The Oregon Department of Education will offer multiple sessions for educators to build their knowledge of the Interim Assessment System. After completing each session ODE will provide educators with PDUs for their participation.

To view specific dates and register for upcoming sessions, refer to the ODE Interim Assessment Series Informational Flyer. For additional information about session outcomes, please refer to the Oregon Statewide Summative Assessment: Interim Assessment Series PowerPoint

Oregon Care Funds

Oregon Cares Fund for Black Relief and Resiliency 

A grant program for families, businesses, and organizations within the state’s Black community – is now accepting applications. The Oregon Legislative Black, Indigenous, and People of Color (BIPOC) Caucus said Monday that the fund is intended to help Black people, Black business owners and Black-led nonprofits statewide weather the financial hardships of the COVID-19 pandemic.

The $62 million is funded through the Oregon Legislature’s Emergency Board and will be administered through two non-profits – The Contingent and The Black United Fund.

The funds must be disbursed by the end of the year and must go to Oregon applicants who can show the economic harm from the pandemic.

Source: Applications open for $62 million fund for COVID-19 relief in Oregon’s Black community


Book Recommendation

Isabel Wilkerson's first book "The Warmth of Other Suns" was a beautiful and comprehensive examination of the the Great Migration. In Caste, Wilkerson dives deeply into the stratifications of social structures.  By including India and Nazi Germany, Wilkerson's examination of the division in American society by caste (setting aside "race" as too fraught to be helpful) allows the reader to see and think about the deep structural issues that shape our history and present world. Years of research culminated in finishing the book during Covid-19 quarantine and Wilkerson includes very recent events in her analysis. A wonderful resource for teacher background with short chapters or passages that could be used with 8th and H.S. students.
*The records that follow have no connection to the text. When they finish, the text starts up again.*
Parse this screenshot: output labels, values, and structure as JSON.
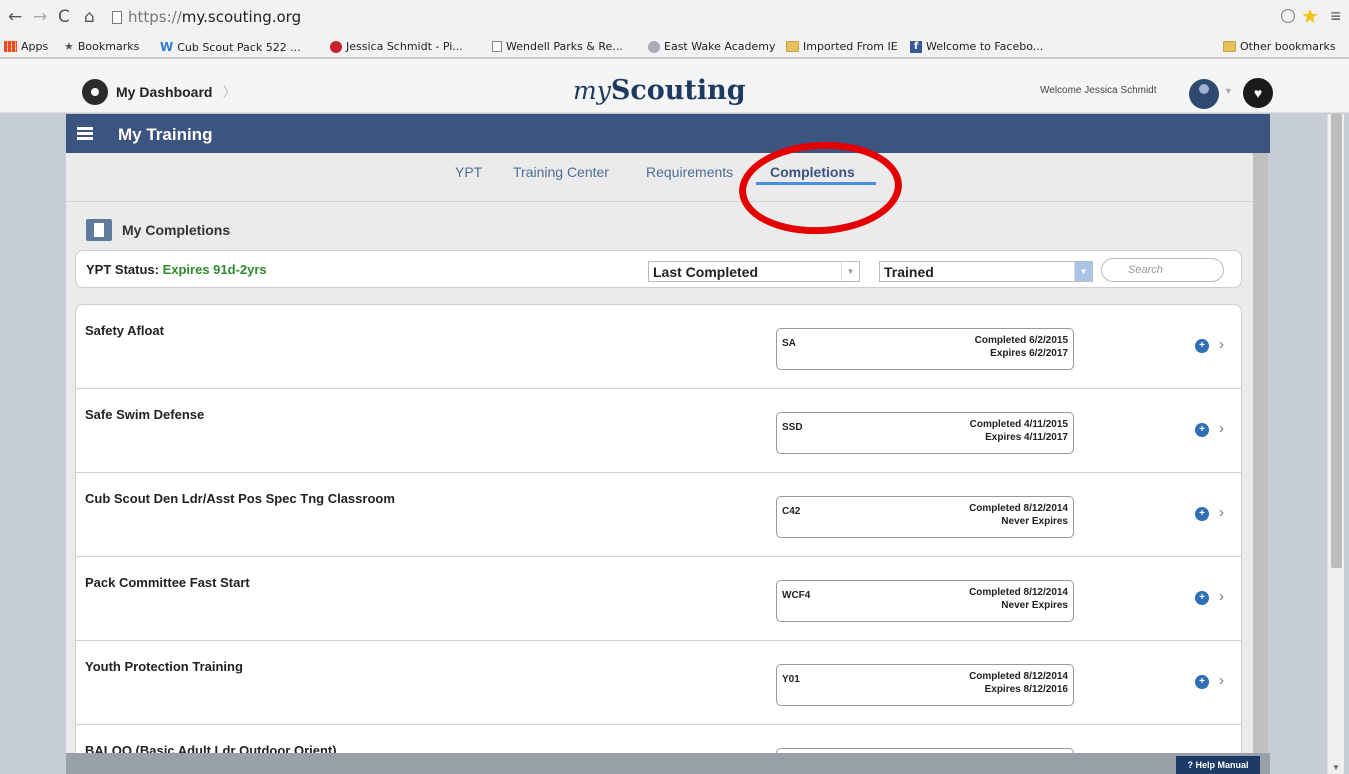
{
  "browser": {
    "url_protocol": "https://",
    "url_host": "my.scouting.org",
    "bookmarks": [
      {
        "label": "Apps",
        "icon": "apps-icon"
      },
      {
        "label": "Bookmarks",
        "icon": "star-icon"
      },
      {
        "label": "Cub Scout Pack 522 ...",
        "icon": "w-icon"
      },
      {
        "label": "Jessica Schmidt - Pi...",
        "icon": "pinterest-icon"
      },
      {
        "label": "Wendell Parks & Re...",
        "icon": "file-icon"
      },
      {
        "label": "East Wake Academy",
        "icon": "globe-icon"
      },
      {
        "label": "Imported From IE",
        "icon": "folder-icon"
      },
      {
        "label": "Welcome to Facebo...",
        "icon": "facebook-icon"
      },
      {
        "label": "Other bookmarks",
        "icon": "folder-icon"
      }
    ]
  },
  "header": {
    "dashboard_label": "My Dashboard",
    "logo_my": "my",
    "logo_name": "Scouting",
    "welcome": "Welcome Jessica Schmidt"
  },
  "training": {
    "title": "My Training",
    "tabs": [
      {
        "label": "YPT"
      },
      {
        "label": "Training Center"
      },
      {
        "label": "Requirements"
      },
      {
        "label": "Completions"
      }
    ],
    "section_title": "My Completions",
    "ypt_label": "YPT Status:",
    "ypt_value": "Expires 91d-2yrs",
    "sort_select": "Last Completed",
    "filter_select": "Trained",
    "search_placeholder": "Search",
    "rows": [
      {
        "name": "Safety Afloat",
        "code": "SA",
        "completed": "Completed 6/2/2015",
        "expires": "Expires 6/2/2017"
      },
      {
        "name": "Safe Swim Defense",
        "code": "SSD",
        "completed": "Completed 4/11/2015",
        "expires": "Expires 4/11/2017"
      },
      {
        "name": "Cub Scout Den Ldr/Asst Pos Spec Tng Classroom",
        "code": "C42",
        "completed": "Completed 8/12/2014",
        "expires": "Never Expires"
      },
      {
        "name": "Pack Committee Fast Start",
        "code": "WCF4",
        "completed": "Completed 8/12/2014",
        "expires": "Never Expires"
      },
      {
        "name": "Youth Protection Training",
        "code": "Y01",
        "completed": "Completed 8/12/2014",
        "expires": "Expires 8/12/2016"
      },
      {
        "name": "BALOO (Basic Adult Ldr Outdoor Orient)",
        "code": "",
        "completed": "",
        "expires": ""
      }
    ],
    "help_label": "Help Manual"
  },
  "colors": {
    "title_bar": "#3b5480",
    "tab_link": "#4d6f96",
    "active_underline": "#4a90e2",
    "ypt_status": "#2e8b2e",
    "annotation_ring": "#e40000"
  }
}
NPR's Throughline as well as Ezra Klein recently hosted Wilkerson on their podcasts. The book was also selected for Oprah's book club.  Penguin Random House has created a discussion guide.